The U.S. Bureau of Labor Statistics says logging ranks near the top of the list of hazardous occupations nationwide. With the lingering drought in California that has killed more than 100 million trees along with the results of recent wildfires, tree removal crews from all over the country have come to work here. Sadly, several lives have been lost in workplace accidents in the process.
It is difficult to understand how employers can knowingly expose their employees to hazards that can cause life-changing injuries. Workplace accidents that cause amputation injuries because business owners do not want to spend money on safety devices are unacceptable. The California Division of Occupational Safety and Health recently reported that it had completed an investigation into a January incident when an on-the-job accident caused a worker to lose three fingers.
Business owners in California are responsible for the health and safety of their employees. Safety training must be provided to all workers to ensure the prevention of workplace accidents. Furthermore, those who are tasked with operating dangerous equipment such as forklifts must be properly qualified to do so, and even then, they must comply with safety regulations.
Summer is not the only time when people across the country celebrate with fireworks. New Year's Eve, Chinese New Year, weddings and baseball games may incorporate fireworks displays to the surprise and delight of many. However, the personal possession and use of fireworks is carefully limited by California law and with good reason. Fireworks can be dangerous, even deadly, to untrained users, and even the most careful handlers of the explosives may end up seriously injured or worse. Those who handle fireworks for a living are constantly at risk for workplace accidents.
California lawmakers often lead the way when it comes to enacting safety measures. Recently they continued the trend by acknowledging growing concerns regarding heat-related workplace accidents. While protocol for the prevention of heat-related illnesses and injuries has been in place for over a decade, the California Division of Occupational Safety and Health has not been successful in implementing similar policies for indoor workers. However, Governor Jerry Brown recently signed into law a measure to address this deficiency.
While it is not a contest many would like to win, loggers have once more made the top of the list of the most dangerous occupations, according to the latest report by the U.S. Bureau of Labor Statistics. The Census of Fatal Occupational Injuries shows that 132.7 loggers die in workplace accidents for every 100,000 full-time workers in country, drastically higher than the national average of 3.4. The families of many California loggers understand the risks they take, but it does not make it easier to bear when a tragedy occurs.
Many construction accidents have tragic endings, so hearing that an accident could have been prevented stirs many emotions. California workplace accidents are investigated to learn how to avoid such accidents in the future. Nevertheless, if employees are not trained to implement basic safety precautions, workplace accidents will continue to bring heartache to families and co-workers.
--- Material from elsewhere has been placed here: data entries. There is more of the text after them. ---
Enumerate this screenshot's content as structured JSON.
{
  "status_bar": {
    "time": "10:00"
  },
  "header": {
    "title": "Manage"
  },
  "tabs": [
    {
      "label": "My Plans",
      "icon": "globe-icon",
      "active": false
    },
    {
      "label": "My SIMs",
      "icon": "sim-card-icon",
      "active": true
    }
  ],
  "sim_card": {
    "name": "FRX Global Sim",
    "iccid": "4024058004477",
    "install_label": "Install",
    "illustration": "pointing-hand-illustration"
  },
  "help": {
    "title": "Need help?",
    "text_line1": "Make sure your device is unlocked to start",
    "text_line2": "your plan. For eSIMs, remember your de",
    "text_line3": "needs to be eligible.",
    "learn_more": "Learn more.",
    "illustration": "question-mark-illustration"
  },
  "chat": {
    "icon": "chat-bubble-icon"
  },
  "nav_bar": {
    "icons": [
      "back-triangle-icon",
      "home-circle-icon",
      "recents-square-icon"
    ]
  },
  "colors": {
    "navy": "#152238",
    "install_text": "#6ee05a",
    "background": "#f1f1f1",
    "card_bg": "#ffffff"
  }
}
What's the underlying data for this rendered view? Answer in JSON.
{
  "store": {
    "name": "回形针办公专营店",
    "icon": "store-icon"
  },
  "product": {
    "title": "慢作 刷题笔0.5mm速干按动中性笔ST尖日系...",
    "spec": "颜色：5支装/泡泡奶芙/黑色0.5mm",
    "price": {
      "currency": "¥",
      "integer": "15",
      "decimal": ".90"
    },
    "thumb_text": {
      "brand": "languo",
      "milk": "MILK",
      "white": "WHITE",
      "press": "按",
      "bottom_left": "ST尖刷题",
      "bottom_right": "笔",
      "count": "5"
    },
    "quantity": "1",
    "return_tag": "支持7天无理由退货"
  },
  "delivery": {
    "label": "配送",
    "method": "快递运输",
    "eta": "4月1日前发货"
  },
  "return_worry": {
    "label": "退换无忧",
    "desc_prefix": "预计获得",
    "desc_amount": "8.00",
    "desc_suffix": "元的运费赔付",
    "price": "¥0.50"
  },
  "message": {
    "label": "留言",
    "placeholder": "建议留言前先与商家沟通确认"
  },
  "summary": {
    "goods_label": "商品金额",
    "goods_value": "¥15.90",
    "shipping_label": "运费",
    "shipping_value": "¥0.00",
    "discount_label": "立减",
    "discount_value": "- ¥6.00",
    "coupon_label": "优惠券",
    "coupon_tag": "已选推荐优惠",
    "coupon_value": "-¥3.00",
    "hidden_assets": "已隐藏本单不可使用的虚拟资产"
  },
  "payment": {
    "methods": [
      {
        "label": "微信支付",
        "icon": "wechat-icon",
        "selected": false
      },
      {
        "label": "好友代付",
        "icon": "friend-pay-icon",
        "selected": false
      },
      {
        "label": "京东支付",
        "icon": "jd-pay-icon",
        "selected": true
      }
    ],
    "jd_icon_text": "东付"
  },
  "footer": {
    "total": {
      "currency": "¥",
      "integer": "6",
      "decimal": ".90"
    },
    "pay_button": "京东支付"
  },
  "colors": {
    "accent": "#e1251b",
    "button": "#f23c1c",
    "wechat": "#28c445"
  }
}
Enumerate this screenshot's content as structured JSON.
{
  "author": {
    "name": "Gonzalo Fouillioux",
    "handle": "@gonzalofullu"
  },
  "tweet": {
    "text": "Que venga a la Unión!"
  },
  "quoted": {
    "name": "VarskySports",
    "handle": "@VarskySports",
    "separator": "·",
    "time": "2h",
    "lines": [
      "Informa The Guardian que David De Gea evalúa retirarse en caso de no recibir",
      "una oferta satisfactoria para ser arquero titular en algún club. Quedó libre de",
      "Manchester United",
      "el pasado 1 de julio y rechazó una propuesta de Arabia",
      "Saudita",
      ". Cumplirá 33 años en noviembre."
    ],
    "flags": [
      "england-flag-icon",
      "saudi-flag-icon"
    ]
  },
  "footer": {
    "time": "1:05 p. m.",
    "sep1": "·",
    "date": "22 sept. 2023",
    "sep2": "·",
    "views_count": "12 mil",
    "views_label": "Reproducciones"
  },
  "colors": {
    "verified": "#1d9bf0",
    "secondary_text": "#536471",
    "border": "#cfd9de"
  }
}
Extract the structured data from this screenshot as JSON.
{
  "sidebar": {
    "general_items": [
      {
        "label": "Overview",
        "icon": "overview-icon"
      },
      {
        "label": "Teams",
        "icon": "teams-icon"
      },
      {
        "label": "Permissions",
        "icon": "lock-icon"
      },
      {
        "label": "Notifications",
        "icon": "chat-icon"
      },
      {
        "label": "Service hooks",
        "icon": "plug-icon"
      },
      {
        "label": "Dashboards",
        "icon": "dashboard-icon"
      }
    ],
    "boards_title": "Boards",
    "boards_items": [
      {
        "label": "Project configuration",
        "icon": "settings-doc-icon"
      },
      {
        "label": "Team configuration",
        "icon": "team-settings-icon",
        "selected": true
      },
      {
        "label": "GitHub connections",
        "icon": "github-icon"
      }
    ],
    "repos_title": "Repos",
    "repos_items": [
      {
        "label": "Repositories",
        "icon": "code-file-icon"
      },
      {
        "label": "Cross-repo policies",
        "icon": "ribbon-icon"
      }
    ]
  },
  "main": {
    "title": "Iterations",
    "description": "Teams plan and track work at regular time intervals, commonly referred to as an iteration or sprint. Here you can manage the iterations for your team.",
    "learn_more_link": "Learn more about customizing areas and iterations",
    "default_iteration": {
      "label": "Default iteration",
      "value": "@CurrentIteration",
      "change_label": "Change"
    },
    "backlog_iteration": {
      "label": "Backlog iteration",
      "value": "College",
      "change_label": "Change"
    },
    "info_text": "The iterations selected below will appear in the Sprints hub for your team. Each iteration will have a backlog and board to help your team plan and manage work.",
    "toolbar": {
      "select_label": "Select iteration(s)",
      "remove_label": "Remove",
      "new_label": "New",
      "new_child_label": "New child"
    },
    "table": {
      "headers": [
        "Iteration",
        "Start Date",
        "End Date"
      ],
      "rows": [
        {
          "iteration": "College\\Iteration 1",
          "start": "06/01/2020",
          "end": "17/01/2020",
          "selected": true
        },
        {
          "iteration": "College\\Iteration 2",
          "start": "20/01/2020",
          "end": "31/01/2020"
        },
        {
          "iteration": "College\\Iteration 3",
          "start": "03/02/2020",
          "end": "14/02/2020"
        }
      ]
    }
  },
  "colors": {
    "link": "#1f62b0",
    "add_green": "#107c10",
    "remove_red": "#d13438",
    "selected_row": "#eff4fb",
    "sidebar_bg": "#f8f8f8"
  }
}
Workers in California often depend on their equipment, not just to get the job done, but to provide a safe and reliable way to accomplish their tasks. When a job places a worker in harm's way, that worker does not want to worry that equipment will fail at the worst possible moment. However, these kinds of accidents happen all too often, prompting third-party cases that seek remuneration beyond workers' compensation.
Safety on the job is often a top concern, especially when the job is inherently dangerous. Providing well-maintained equipment and appropriate personal protection is the minimum many employers in California do to ensure the well-being of their workers. When cutting corners to save expenses, those are items few would sacrifice. However, when workplace accidents result in investigations regarding the safety procedures of a company, there may be many unanswered questions.
Those who work at great heights seem to have a substantially higher risk of injury than those working on the ground. Roofers, construction workers, window washers and utility workers are among those who must take special precautions on the job. A recent rash of fatal workplace accidents among tree-trimming employees has caused California's Occupational Safety and Health Administration to launch a statewide safety campaign.